## [ACTIVITY]
Return the data below, unchanged.

## [RECORDS SHOWN]
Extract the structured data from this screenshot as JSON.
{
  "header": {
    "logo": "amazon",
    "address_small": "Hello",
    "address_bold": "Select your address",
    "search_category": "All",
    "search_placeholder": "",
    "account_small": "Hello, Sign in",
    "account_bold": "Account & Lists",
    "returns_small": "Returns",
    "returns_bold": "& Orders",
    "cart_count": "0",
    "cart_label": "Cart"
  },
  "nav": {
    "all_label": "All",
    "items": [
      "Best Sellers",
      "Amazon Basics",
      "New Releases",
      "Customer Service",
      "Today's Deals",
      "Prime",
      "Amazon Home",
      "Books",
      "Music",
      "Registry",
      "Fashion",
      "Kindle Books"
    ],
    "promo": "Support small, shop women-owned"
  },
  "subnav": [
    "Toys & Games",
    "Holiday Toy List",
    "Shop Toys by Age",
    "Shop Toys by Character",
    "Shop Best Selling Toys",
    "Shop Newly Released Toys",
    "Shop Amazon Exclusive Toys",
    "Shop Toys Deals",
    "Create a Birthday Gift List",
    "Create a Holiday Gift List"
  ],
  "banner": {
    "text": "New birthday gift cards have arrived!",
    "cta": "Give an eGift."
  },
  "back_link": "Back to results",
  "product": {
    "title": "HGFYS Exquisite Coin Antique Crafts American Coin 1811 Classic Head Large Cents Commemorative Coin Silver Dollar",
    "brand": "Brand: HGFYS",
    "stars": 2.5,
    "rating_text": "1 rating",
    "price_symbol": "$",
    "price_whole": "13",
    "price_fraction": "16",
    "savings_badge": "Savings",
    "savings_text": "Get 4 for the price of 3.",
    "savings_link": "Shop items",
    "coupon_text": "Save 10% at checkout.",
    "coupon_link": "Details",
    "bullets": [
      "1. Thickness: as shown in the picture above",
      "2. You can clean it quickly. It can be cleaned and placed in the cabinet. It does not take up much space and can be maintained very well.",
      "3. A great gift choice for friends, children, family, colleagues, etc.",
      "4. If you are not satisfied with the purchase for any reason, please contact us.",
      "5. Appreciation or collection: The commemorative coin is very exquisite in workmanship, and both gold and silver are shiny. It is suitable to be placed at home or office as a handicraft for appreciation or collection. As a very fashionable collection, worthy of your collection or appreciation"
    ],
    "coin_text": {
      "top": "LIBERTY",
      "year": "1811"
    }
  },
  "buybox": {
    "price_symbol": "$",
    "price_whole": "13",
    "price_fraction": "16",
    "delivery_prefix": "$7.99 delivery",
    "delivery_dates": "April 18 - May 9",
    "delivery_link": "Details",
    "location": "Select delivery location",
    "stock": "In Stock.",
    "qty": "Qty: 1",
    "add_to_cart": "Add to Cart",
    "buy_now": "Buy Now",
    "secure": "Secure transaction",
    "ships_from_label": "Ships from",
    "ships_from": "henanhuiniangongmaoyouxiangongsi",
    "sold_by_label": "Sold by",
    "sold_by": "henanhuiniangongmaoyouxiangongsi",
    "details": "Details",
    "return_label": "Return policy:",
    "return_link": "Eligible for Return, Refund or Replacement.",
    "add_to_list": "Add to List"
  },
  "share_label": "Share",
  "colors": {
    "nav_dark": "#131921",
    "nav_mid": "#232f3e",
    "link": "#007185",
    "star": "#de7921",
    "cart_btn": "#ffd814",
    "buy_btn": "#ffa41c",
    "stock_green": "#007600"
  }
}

## [SOLUTION TO THIS TASK]
Extract the structured data from this screenshot as JSON.
{
  "header": {
    "logo": "amazon",
    "address_small": "Hello",
    "address_bold": "Select your address",
    "search_category": "All",
    "search_placeholder": "",
    "account_small": "Hello, Sign in",
    "account_bold": "Account & Lists",
    "returns_small": "Returns",
    "returns_bold": "& Orders",
    "cart_count": "0",
    "cart_label": "Cart"
  },
  "nav": {
    "all_label": "All",
    "items": [
      "Best Sellers",
      "Amazon Basics",
      "New Releases",
      "Customer Service",
      "Today's Deals",
      "Prime",
      "Amazon Home",
      "Books",
      "Music",
      "Registry",
      "Fashion",
      "Kindle Books"
    ],
    "promo": "Support small, shop women-owned"
  },
  "subnav": [
    "Toys & Games",
    "Holiday Toy List",
    "Shop Toys by Age",
    "Shop Toys by Character",
    "Shop Best Selling Toys",
    "Shop Newly Released Toys",
    "Shop Amazon Exclusive Toys",
    "Shop Toys Deals",
    "Create a Birthday Gift List",
    "Create a Holiday Gift List"
  ],
  "banner": {
    "text": "New birthday gift cards have arrived!",
    "cta": "Give an eGift."
  },
  "back_link": "Back to results",
  "product": {
    "title": "HGFYS Exquisite Coin Antique Crafts American Coin 1811 Classic Head Large Cents Commemorative Coin Silver Dollar",
    "brand": "Brand: HGFYS",
    "stars": 2.5,
    "rating_text": "1 rating",
    "price_symbol": "$",
    "price_whole": "13",
    "price_fraction": "16",
    "savings_badge": "Savings",
    "savings_text": "Get 4 for the price of 3.",
    "savings_link": "Shop items",
    "coupon_text": "Save 10% at checkout.",
    "coupon_link": "Details",
    "bullets": [
      "1. Thickness: as shown in the picture above",
      "2. You can clean it quickly. It can be cleaned and placed in the cabinet. It does not take up much space and can be maintained very well.",
      "3. A great gift choice for friends, children, family, colleagues, etc.",
      "4. If you are not satisfied with the purchase for any reason, please contact us.",
      "5. Appreciation or collection: The commemorative coin is very exquisite in workmanship, and both gold and silver are shiny. It is suitable to be placed at home or office as a handicraft for appreciation or collection. As a very fashionable collection, worthy of your collection or appreciation"
    ],
    "coin_text": {
      "top": "LIBERTY",
      "year": "1811"
    }
  },
  "buybox": {
    "price_symbol": "$",
    "price_whole": "13",
    "price_fraction": "16",
    "delivery_prefix": "$7.99 delivery",
    "delivery_dates": "April 18 - May 9",
    "delivery_link": "Details",
    "location": "Select delivery location",
    "stock": "In Stock.",
    "qty": "Qty: 1",
    "add_to_cart": "Add to Cart",
    "buy_now": "Buy Now",
    "secure": "Secure transaction",
    "ships_from_label": "Ships from",
    "ships_from": "henanhuiniangongmaoyouxiangongsi",
    "sold_by_label": "Sold by",
    "sold_by": "henanhuiniangongmaoyouxiangongsi",
    "details": "Details",
    "return_label": "Return policy:",
    "return_link": "Eligible for Return, Refund or Replacement.",
    "add_to_list": "Add to List"
  },
  "share_label": "Share",
  "colors": {
    "nav_dark": "#131921",
    "nav_mid": "#232f3e",
    "link": "#007185",
    "star": "#de7921",
    "cart_btn": "#ffd814",
    "buy_btn": "#ffa41c",
    "stock_green": "#007600"
  }
}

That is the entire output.